For the uninitiated, Duality SVN is a Subversion (SVN) frontend written in Python and PyQt for the SVN commandline tools. One of its goals is to provide a UI streamlined for optimal service of daily client-side version control workflows, making it easier and faster to concentrate on your core activites instead, be it developing code, writing documentation, or working on art projects.
The other (and original founding goal) was to provide a branch management workflow non-reliant on SVN's slow and fickle "merge" tools, which were a significant barrier to successful branch management for many users.
Features provided by Duality SVN in the current release:
- Streamlined GUI and hotkey access for daily development/version-control work - Update, Commit, Add/Delete, Revert, Mark Conflicts as Resolved
- "Status list" with coloured status indicators and ability to selectively operate on chosen files only
- Versioned files can be locally ignored (i.e. not shown in status reports or for commits) as "local modifications"
- Commit log editor with ability to load and save commit logs from user-specified files, as well as functional word-wrapping facilities
- Prior to committing, any files with invalid statuses have these issues automatically rectified
- Checkout sources from repository and set up new project for these
- Create new project for existing checkouts
- Branching support - The creation of new branches is not yet complete in this initial release and hasn't been tested yet, but may be somewhat functional at this stage already.
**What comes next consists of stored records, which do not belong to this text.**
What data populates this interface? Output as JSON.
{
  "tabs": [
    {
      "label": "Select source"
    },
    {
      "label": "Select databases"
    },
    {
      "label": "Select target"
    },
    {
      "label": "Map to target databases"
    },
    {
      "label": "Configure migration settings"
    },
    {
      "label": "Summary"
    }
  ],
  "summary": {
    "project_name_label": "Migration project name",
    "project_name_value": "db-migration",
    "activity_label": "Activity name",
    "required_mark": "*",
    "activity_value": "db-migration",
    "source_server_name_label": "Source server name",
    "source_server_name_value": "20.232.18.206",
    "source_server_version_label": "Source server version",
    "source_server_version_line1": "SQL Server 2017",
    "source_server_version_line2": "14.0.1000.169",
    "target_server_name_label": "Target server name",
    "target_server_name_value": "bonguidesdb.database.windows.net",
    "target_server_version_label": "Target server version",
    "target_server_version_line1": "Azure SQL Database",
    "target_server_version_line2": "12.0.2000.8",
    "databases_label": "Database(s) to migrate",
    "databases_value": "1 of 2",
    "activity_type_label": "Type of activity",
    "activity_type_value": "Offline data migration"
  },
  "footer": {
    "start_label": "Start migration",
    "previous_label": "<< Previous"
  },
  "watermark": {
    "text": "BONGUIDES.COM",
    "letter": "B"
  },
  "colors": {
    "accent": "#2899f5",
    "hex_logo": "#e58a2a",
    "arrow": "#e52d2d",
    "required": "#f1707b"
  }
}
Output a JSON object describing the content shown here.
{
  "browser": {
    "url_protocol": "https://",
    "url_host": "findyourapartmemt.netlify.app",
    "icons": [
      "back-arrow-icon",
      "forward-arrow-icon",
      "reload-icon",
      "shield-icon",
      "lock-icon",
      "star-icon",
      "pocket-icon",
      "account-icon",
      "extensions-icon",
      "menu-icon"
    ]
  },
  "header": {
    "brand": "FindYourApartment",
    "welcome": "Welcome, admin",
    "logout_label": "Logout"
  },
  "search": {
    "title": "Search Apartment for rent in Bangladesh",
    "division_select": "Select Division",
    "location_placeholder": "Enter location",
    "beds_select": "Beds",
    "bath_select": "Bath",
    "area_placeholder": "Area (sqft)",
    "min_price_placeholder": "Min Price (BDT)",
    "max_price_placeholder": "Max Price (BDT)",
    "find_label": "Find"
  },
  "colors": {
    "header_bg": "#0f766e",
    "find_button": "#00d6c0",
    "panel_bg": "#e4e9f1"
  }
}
Use with caution.
- This was originally earmarked as a launch-day feature, although this will now be completed in a future release (hopefully not too far away).
- Viewing change logs
- Nice coloured display of diffs
- Creating Patches
- Apply Patches - This is somewhat complicated, and may require the inclusion of foreign components (or yet another homebrew solution!). We'll see...
So, without further ado, some links!
Install Instructions: http://code.google.com/p/dualitysvn/wiki/Install_SysReqs
This is the first time I've managed a full software release cycle myself, so apologies in advance if there are hiccups.